Organized by the Institute of Advanced Studies in Humanities and Social Sciences and co-hosted by the Faculty of Arts and Humanities, the “Philosophy Forum Distinguished Scholars Series” was successfully held from October 31st to November 1st, 2023. This event gathered influential philosophers and experts around the world to share their academic knowledge and perspectives. Additionally, professors from different disciplines, both within and outside the university, were involved as moderators and panelists, promoting interdisciplinary cooperation. These discussions sparked profound contemplation of scientific principles and the human perspective on the world.
The inaugural lecture, “Where Did Red Go?” presented by Professor Jiaying Chen, commenced with an exploration of the absence of the color red as a point of departure, gradually unraveling the evolution of the connection between science and the human worldview. Professor Chen first referenced Galileo’s theory, which categorized the properties of objects into primary and secondary qualities. He then delved into the physiological mechanisms behind color perception and pondered the essence of color existence. Conclusively, Professor Chen emphasized the importance of studying the objective properties of existing entities, asserting its pivotal role in advancing scientific progress.
The second lecture, titled “Silence and Black-and-White” and delivered by Professor Zhouxing Sun. The lecture discussed four key aspects: the fusion of sound and color in the world, fundamental issues at the intersection of sound and color, sound-color nihilism, and an examination of hearing silence and observing darkness. This involved analyzing how metaphysical contemplation in ancient times was understood and how it has been treated in modern European scientific contexts. This includes examining whether it has been reduced to purely physical explanations or simplified in any way. Professor Sun extensively examined the connection between sound and color, introducing a distinctive theory on the presence of sound-color and providing a new point of view to comprehend this domain.

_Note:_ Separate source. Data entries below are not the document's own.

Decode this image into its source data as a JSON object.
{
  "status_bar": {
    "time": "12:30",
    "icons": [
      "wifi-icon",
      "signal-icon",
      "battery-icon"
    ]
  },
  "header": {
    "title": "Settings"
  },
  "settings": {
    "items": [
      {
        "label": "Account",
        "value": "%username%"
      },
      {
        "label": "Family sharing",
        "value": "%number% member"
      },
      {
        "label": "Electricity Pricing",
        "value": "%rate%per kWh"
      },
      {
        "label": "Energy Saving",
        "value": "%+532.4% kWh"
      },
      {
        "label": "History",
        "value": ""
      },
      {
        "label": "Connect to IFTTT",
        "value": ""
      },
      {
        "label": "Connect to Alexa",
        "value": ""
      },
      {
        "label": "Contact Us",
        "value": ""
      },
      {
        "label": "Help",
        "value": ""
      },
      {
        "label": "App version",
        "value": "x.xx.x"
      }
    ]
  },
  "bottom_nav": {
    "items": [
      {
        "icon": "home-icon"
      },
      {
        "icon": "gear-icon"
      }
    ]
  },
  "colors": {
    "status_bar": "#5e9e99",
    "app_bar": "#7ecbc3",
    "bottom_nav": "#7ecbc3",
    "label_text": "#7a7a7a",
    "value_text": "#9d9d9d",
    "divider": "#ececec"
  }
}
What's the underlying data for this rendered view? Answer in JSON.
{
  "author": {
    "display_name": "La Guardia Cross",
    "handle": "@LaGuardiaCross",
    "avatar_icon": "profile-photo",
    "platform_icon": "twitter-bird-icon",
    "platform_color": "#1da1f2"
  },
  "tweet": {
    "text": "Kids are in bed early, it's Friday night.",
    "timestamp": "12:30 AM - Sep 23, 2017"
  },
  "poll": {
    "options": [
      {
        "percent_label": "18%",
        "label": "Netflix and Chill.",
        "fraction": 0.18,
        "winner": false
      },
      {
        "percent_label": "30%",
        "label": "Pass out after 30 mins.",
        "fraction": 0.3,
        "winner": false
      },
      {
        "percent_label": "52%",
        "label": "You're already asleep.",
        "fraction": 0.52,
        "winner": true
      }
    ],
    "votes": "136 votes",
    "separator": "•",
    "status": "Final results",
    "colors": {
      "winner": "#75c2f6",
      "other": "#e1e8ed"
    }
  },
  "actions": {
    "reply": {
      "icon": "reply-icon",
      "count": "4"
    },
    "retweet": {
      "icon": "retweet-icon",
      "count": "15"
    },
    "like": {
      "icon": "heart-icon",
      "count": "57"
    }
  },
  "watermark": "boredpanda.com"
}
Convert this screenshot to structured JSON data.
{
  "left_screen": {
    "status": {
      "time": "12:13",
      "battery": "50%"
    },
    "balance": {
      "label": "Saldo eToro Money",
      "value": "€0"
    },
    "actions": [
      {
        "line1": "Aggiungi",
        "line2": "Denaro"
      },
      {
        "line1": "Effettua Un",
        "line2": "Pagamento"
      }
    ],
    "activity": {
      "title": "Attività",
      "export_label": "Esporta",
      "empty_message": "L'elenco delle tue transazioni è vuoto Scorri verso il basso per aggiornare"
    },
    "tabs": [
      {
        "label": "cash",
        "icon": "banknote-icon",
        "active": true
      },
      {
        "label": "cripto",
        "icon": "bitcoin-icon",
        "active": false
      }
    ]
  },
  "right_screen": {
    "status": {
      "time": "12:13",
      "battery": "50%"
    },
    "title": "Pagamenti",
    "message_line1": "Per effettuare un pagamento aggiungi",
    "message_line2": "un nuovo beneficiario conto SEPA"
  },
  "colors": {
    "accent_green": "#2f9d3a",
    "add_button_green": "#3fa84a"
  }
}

The third lecture, presented by Professor Yuk Hui under the title “Machine and Nothingness,” delved into the complexities of machine thinking. Professor Hui shared his experiences of using artificial intelligence software, such as ChatGPT, to explore philosophical questions. This discussion prompted reflections on how humans perceive machine thinking, human existence, and the concept of “nothingness” in relation to machines.
This event, which took place both on-site and through live-streaming, not only presented the profound ideas of esteemed philosophers but also sparked a renewed contemplation of the philosophical foundations behind events and a reassessment of the connection between humanity and the world. With the participation of over 600 scholars and students from both local and international backgrounds, the event sparked lively and passionate discussions.